If you wash raw turkey, immediately clean and thoroughly sanitize the sink and surrounding area. A USDA study found that 1 in 7 people who cleaned their sink after washing chicken still had germs in the sink.
*Source: 2020 Porter Novelli Consumer Styles survey of 3,625 adults in the United States
4. Cook Stuffing Thoroughly
It’s safest to cook stuffing in a casserole dish instead of inside your turkey. Cooking stuffing in a casserole dish makes it easy to be sure the stuffing is thoroughly cooked. If you do cook stuffing in the turkey, put the stuffing in the turkey just before cooking.
With either cooking method, use a food thermometer to make sure the stuffing’s center reaches 165°F. Germs can survive in stuffing that has not reached 165°F. If you cooked the stuffing in your turkey, wait 20 minutes after taking the bird out of the oven before removing the stuffing. This allows the stuffing to cook a little longer.
5. Cook Turkey to a Safe Temperature
To roast a turkey in your oven, set the oven temperature to at least 325°F. Place the completely thawed turkey in a roasting pan that is 2 to 2-1/2 inches deep. Cooking times depend on the weight of the turkey and whether it is stuffed.
Use a food thermometer to make sure your turkey has reached a safe internal temperature of 165°F.
- Check by inserting a food thermometer into three places, avoiding bone:
- thickest part of the breast
- where body and thigh join, aiming toward thigh
- where body and wing join, aiming toward wing.
- Even if your turkey has a pop-up timer, you should still use a food thermometer to check that it is safely cooked.
- If you stuffed your turkey, insert a food thermometer into the center of the stuffing to ensure it reaches 165°F. Remember to let the turkey stand 20 minutes before removing all stuffing and carving the meat. This will let the stuffing cook a little longer and make the turkey easier to carve.
If you are cooking your turkey using another method, such as smoking or frying it, or if you are roasting a turkey that is not fully thawed, follow these guidelines for cooking your bird safely.
Learn more about safe internal temperatures for other foods and how to use a food thermometer.
Make sure turkey reaches a safe internal temperature of 165°F. Use a food thermometer to check in three places, avoiding bone: (1) thickest part of the breast, (2) where body and thigh join, aiming toward thigh, and (3) where body and wing join, aiming toward wing.

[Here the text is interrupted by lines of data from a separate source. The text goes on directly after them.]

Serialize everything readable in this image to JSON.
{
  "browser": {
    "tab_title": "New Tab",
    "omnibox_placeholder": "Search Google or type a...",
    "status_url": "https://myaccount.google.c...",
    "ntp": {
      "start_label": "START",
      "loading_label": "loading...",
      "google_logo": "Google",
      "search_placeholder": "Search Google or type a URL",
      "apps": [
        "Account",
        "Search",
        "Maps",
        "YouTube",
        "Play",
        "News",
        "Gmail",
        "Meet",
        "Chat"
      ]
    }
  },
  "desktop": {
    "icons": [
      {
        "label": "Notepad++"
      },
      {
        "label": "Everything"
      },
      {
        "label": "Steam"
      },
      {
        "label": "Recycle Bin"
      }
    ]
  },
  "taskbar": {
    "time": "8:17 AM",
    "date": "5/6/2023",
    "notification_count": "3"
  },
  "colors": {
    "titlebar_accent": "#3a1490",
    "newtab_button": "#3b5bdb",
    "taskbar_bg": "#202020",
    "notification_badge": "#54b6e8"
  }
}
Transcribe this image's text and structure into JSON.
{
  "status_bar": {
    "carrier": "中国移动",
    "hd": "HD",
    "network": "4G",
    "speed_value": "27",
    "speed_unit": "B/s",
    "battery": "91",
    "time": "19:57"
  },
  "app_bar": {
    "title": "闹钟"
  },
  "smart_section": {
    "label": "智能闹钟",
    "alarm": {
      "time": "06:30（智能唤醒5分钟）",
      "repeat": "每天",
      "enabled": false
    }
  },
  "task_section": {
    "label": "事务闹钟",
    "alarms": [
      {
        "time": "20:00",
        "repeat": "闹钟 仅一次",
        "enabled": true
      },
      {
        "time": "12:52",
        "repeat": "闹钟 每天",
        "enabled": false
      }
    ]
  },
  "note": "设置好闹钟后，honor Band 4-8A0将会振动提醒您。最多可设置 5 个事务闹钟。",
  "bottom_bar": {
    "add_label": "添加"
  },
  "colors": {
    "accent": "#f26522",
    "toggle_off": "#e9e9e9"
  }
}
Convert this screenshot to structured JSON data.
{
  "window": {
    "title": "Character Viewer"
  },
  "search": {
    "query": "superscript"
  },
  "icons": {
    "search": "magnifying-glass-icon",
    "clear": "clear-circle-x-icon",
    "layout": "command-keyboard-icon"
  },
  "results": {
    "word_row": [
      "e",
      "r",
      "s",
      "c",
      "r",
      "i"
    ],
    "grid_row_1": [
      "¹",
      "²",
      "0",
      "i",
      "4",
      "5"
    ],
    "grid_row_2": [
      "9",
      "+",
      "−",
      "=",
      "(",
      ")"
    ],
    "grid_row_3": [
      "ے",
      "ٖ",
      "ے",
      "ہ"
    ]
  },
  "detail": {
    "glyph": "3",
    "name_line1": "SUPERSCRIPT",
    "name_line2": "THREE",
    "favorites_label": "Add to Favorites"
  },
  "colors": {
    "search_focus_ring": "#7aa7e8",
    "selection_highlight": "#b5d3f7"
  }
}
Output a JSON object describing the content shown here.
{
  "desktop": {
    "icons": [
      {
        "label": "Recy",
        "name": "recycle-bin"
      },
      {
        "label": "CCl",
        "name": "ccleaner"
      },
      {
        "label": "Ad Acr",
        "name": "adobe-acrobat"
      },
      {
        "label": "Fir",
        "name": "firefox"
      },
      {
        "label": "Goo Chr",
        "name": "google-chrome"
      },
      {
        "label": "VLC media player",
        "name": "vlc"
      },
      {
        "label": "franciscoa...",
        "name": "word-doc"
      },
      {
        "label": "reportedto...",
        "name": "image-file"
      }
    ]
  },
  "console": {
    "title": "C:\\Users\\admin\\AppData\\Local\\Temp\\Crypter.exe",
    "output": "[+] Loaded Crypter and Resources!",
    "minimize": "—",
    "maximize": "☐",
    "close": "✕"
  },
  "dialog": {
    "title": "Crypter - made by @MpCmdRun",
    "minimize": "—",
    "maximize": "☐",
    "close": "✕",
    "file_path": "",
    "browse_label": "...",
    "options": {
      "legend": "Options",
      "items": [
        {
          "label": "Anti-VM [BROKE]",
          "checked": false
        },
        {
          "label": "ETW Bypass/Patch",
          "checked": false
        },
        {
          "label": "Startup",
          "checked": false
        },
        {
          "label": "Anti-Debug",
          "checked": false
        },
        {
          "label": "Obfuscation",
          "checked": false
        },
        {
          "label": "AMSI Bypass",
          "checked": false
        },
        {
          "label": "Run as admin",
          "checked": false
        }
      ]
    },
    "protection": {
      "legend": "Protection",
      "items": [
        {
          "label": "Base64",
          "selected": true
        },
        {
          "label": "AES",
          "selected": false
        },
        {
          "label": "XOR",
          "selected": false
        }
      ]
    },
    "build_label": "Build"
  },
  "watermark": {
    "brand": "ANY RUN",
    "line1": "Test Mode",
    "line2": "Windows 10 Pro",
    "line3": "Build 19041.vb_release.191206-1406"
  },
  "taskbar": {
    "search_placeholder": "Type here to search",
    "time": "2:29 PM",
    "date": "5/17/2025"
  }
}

6. Take Care of Leftovers
Follow these tips to safely store and reheat your leftovers.
- Refrigerate leftovers at 40°F or colder within 2 hours of cooking to prevent food poisoning. Refrigerate leftovers that have been exposed to temperatures higher than 90°F, like in a hot car, within 1 hour.
- If you are refrigerating a big cut of meat, such as a turkey or roast, cut it into smaller pieces so they cool quickly. You do not need to wait until food is cool to store it in the refrigerator or freezer.
- Eat cooked turkey and dishes made with it, such as soup or a casserole, within 3 to 4 days. Freeze leftovers to store them for longer.
- Reheat all leftovers to at least 165°F before serving or eating.
The bacteria Clostridium perfringens grows in cooked foods left at room temperature. It is the second most common bacterial cause of food poisoning. The major symptoms are vomiting and abdominal cramps within 6 to 24 hours after eating.
- Clostridium perfringens outbreaks occur most often in November and December.
- Many of these outbreaks have been linked to foods commonly served during the holidays, such as turkey and roast beef.
Learn more tips to protect yourself and your loved ones from food poisoning.